## Assignment
Start to finish, return the listing below exactly, pictures excluded.

= = = = =

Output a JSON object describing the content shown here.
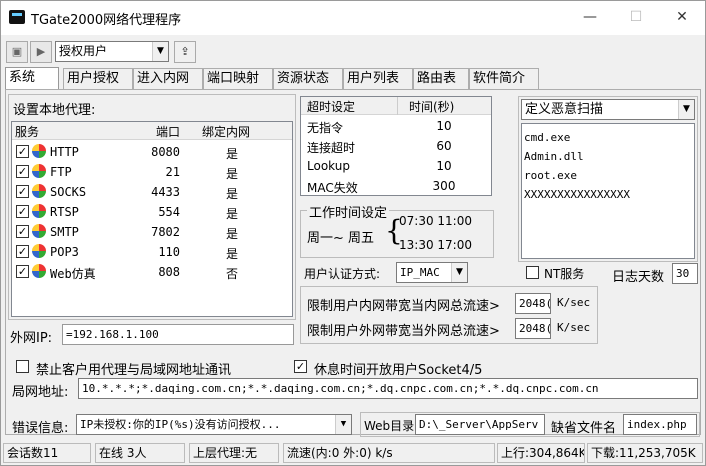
{
  "window": {
    "title": "TGate2000网络代理程序",
    "min": "—",
    "max": "☐",
    "close": "✕"
  },
  "toolbar": {
    "combo": "授权用户"
  },
  "tabs": [
    "系统",
    "用户授权",
    "进入内网",
    "端口映射",
    "资源状态",
    "用户列表",
    "路由表",
    "软件简介"
  ],
  "proxy": {
    "group_label": "设置本地代理:",
    "columns": [
      "服务",
      "端口",
      "绑定内网"
    ],
    "rows": [
      {
        "name": "HTTP",
        "port": "8080",
        "bind": "是",
        "checked": true
      },
      {
        "name": "FTP",
        "port": "21",
        "bind": "是",
        "checked": true
      },
      {
        "name": "SOCKS",
        "port": "4433",
        "bind": "是",
        "checked": true
      },
      {
        "name": "RTSP",
        "port": "554",
        "bind": "是",
        "checked": true
      },
      {
        "name": "SMTP",
        "port": "7802",
        "bind": "是",
        "checked": true
      },
      {
        "name": "POP3",
        "port": "110",
        "bind": "是",
        "checked": true
      },
      {
        "name": "Web仿真",
        "port": "808",
        "bind": "否",
        "checked": true
      }
    ]
  },
  "external_ip": {
    "label": "外网IP:",
    "value": "=192.168.1.100"
  },
  "timeout": {
    "columns": [
      "超时设定",
      "时间(秒)"
    ],
    "rows": [
      {
        "name": "无指令",
        "value": "10"
      },
      {
        "name": "连接超时",
        "value": "60"
      },
      {
        "name": "Lookup",
        "value": "10"
      },
      {
        "name": "MAC失效",
        "value": "300"
      }
    ]
  },
  "worktime": {
    "label": "工作时间设定",
    "days": "周一~ 周五",
    "brace": "{",
    "t1": "07:30  11:00",
    "t2": "13:30  17:00"
  },
  "scan": {
    "combo": "定义恶意扫描",
    "items": [
      "cmd.exe",
      "Admin.dll",
      "root.exe",
      "XXXXXXXXXXXXXXXX"
    ]
  },
  "auth": {
    "label": "用户认证方式:",
    "value": "IP_MAC"
  },
  "nt": {
    "label": "NT服务",
    "checked": false
  },
  "logdays": {
    "label": "日志天数",
    "value": "30"
  },
  "bandwidth": {
    "in_label": "限制用户内网带宽当内网总流速>",
    "in_value": "2048(",
    "in_unit": "K/sec",
    "out_label": "限制用户外网带宽当外网总流速>",
    "out_value": "2048(",
    "out_unit": "K/sec"
  },
  "options": {
    "block_label": "禁止客户用代理与局域网地址通讯",
    "block_checked": false,
    "socket_label": "休息时间开放用户Socket4/5",
    "socket_checked": true
  },
  "lan": {
    "label": "局网地址:",
    "value": "10.*.*.*;*.daqing.com.cn;*.*.daqing.com.cn;*.dq.cnpc.com.cn;*.*.dq.cnpc.com.cn"
  },
  "error": {
    "label": "错误信息:",
    "value": "IP未授权:你的IP(%s)没有访问授权..."
  },
  "web": {
    "dir_label": "Web目录",
    "dir_value": "D:\\_Server\\AppServ",
    "missing_label": "缺省文件名",
    "missing_value": "index.php"
  },
  "status": {
    "sessions": "会话数11",
    "online": "在线 3人",
    "upper": "上层代理:无",
    "flow": "流速(内:0 外:0) k/s",
    "up": "上行:304,864K",
    "down": "下载:11,253,705K"
  }
}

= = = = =

## Final answer
Output a JSON object describing the content shown here.
{
  "window": {
    "title": "TGate2000网络代理程序",
    "min": "—",
    "max": "☐",
    "close": "✕"
  },
  "toolbar": {
    "combo": "授权用户"
  },
  "tabs": [
    "系统",
    "用户授权",
    "进入内网",
    "端口映射",
    "资源状态",
    "用户列表",
    "路由表",
    "软件简介"
  ],
  "proxy": {
    "group_label": "设置本地代理:",
    "columns": [
      "服务",
      "端口",
      "绑定内网"
    ],
    "rows": [
      {
        "name": "HTTP",
        "port": "8080",
        "bind": "是",
        "checked": true
      },
      {
        "name": "FTP",
        "port": "21",
        "bind": "是",
        "checked": true
      },
      {
        "name": "SOCKS",
        "port": "4433",
        "bind": "是",
        "checked": true
      },
      {
        "name": "RTSP",
        "port": "554",
        "bind": "是",
        "checked": true
      },
      {
        "name": "SMTP",
        "port": "7802",
        "bind": "是",
        "checked": true
      },
      {
        "name": "POP3",
        "port": "110",
        "bind": "是",
        "checked": true
      },
      {
        "name": "Web仿真",
        "port": "808",
        "bind": "否",
        "checked": true
      }
    ]
  },
  "external_ip": {
    "label": "外网IP:",
    "value": "=192.168.1.100"
  },
  "timeout": {
    "columns": [
      "超时设定",
      "时间(秒)"
    ],
    "rows": [
      {
        "name": "无指令",
        "value": "10"
      },
      {
        "name": "连接超时",
        "value": "60"
      },
      {
        "name": "Lookup",
        "value": "10"
      },
      {
        "name": "MAC失效",
        "value": "300"
      }
    ]
  },
  "worktime": {
    "label": "工作时间设定",
    "days": "周一~ 周五",
    "brace": "{",
    "t1": "07:30  11:00",
    "t2": "13:30  17:00"
  },
  "scan": {
    "combo": "定义恶意扫描",
    "items": [
      "cmd.exe",
      "Admin.dll",
      "root.exe",
      "XXXXXXXXXXXXXXXX"
    ]
  },
  "auth": {
    "label": "用户认证方式:",
    "value": "IP_MAC"
  },
  "nt": {
    "label": "NT服务",
    "checked": false
  },
  "logdays": {
    "label": "日志天数",
    "value": "30"
  },
  "bandwidth": {
    "in_label": "限制用户内网带宽当内网总流速>",
    "in_value": "2048(",
    "in_unit": "K/sec",
    "out_label": "限制用户外网带宽当外网总流速>",
    "out_value": "2048(",
    "out_unit": "K/sec"
  },
  "options": {
    "block_label": "禁止客户用代理与局域网地址通讯",
    "block_checked": false,
    "socket_label": "休息时间开放用户Socket4/5",
    "socket_checked": true
  },
  "lan": {
    "label": "局网地址:",
    "value": "10.*.*.*;*.daqing.com.cn;*.*.daqing.com.cn;*.dq.cnpc.com.cn;*.*.dq.cnpc.com.cn"
  },
  "error": {
    "label": "错误信息:",
    "value": "IP未授权:你的IP(%s)没有访问授权..."
  },
  "web": {
    "dir_label": "Web目录",
    "dir_value": "D:\\_Server\\AppServ",
    "missing_label": "缺省文件名",
    "missing_value": "index.php"
  },
  "status": {
    "sessions": "会话数11",
    "online": "在线 3人",
    "upper": "上层代理:无",
    "flow": "流速(内:0 外:0) k/s",
    "up": "上行:304,864K",
    "down": "下载:11,253,705K"
  }
}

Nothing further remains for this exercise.